New for 2022: The naming rights agreement with MetLife expired after the 2021 season. Belluna (online shopping company) is now signed through February 2027.
ZOZO Marine Stadium
Home of the Chiba Lotte Marines
2021 Record: 2nd out of 6 teams in the Pacific League/lost in playoffs
Opened : 1990
Capacity : 30,082
GOOD: The most energetic fans in all of Japanese baseball. Much of the upper deck covered by a roof. Constant winds blowing from the outfield keeps things cool even in the summer
BAD: Can feel extremely cold in spring/autumn. Bit far from central Tokyo and another 15 minute walk from the Kaihim Makuhari Station.

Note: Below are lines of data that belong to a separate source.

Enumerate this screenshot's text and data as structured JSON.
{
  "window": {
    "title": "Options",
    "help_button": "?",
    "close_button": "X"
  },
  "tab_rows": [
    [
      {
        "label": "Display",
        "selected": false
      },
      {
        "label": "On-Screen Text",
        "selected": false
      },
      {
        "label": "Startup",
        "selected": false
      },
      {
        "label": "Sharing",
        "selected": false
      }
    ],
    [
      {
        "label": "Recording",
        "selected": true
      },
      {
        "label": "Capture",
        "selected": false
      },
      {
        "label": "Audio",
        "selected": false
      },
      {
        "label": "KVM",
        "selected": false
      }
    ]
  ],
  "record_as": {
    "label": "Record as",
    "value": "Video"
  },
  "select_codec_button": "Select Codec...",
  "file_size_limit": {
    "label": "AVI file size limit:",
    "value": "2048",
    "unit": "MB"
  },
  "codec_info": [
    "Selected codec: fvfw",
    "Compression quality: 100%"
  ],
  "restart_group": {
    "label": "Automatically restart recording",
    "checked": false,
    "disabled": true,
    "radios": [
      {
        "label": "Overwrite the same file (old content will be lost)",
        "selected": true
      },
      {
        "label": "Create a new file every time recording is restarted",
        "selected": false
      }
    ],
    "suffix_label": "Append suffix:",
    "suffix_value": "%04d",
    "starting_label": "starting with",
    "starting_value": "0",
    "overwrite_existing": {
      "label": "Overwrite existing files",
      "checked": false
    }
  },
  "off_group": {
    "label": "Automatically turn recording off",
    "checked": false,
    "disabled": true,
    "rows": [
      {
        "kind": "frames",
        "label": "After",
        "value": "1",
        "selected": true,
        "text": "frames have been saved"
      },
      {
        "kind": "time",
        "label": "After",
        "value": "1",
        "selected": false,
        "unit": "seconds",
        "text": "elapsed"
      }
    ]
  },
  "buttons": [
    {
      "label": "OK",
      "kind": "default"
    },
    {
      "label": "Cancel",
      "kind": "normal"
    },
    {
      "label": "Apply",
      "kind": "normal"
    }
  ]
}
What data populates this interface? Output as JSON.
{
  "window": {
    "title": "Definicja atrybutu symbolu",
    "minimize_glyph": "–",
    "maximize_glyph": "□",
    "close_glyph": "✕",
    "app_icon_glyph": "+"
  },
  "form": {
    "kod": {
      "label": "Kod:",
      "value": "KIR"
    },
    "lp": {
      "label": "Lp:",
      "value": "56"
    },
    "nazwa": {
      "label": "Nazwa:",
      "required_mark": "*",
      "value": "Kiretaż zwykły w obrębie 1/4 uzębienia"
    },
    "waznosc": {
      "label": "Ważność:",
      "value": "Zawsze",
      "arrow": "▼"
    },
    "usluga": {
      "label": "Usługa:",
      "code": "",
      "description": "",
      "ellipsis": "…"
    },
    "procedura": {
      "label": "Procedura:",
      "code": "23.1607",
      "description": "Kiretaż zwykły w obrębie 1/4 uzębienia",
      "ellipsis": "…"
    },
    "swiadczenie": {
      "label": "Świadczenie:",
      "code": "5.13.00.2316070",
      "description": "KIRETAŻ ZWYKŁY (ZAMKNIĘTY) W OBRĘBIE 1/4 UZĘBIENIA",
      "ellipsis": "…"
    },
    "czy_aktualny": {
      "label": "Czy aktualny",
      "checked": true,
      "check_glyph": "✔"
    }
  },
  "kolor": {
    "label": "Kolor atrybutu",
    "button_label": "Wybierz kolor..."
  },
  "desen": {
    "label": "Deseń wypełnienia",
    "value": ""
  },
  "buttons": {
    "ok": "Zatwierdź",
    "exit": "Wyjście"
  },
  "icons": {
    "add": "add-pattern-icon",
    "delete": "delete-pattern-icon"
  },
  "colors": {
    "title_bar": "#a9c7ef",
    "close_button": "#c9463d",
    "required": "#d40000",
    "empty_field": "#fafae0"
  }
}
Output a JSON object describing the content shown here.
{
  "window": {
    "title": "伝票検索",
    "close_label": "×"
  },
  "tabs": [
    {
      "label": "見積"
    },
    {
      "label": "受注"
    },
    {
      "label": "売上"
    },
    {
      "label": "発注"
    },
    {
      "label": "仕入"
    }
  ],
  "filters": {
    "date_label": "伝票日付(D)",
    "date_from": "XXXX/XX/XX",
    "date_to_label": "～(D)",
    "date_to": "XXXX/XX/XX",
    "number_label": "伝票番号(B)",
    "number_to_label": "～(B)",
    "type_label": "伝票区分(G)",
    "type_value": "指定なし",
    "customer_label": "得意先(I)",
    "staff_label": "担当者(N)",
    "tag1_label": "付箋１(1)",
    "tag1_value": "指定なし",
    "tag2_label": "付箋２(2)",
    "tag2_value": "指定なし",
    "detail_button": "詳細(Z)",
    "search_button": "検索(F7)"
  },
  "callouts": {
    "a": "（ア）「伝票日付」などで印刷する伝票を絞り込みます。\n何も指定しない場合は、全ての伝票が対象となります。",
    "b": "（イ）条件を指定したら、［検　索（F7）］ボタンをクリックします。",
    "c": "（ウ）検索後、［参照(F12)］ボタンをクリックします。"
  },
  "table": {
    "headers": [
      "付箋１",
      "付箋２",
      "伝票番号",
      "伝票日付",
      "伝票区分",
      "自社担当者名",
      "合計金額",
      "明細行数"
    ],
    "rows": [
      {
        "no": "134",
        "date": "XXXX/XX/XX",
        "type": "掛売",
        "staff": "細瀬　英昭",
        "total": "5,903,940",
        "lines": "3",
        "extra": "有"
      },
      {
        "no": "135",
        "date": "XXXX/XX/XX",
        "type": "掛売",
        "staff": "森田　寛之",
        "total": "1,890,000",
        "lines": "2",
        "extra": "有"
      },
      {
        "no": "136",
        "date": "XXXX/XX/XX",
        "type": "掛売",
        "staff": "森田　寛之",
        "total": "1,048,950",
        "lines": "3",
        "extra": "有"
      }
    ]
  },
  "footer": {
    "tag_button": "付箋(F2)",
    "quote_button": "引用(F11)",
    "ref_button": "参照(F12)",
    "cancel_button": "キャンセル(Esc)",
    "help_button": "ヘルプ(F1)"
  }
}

FYI: This ballpark to the east of Tokyo in Chiba is known for its proximity to Tokyo Bay - in fact you can see the waters beyond the outfield walls if you sit up high in the upper deck. The old Candlestick Park in San Francisco supposedly became a model for this stadium.
Of the five teams in the Tokyo area, only the Giants have pretty decent information in English, including the option to buy tickets.
Giants English Website: http://www.giants.jp/en/
The Swallows had the option to book tickets in English for the 2019 season, but it was not working for the 2020 season and beyond. They might bring it back when the border restrictions are eased...will see...
”Ticket Pia” and "e plus" are agents that handles tickets for all teams, there is only a Japanese option.
Check out my movie covering all 12 ballparks used in pro baseball games, including the venues in the Tokyo area...and make sure you make watching baseball part of your activities for your next Japan visit!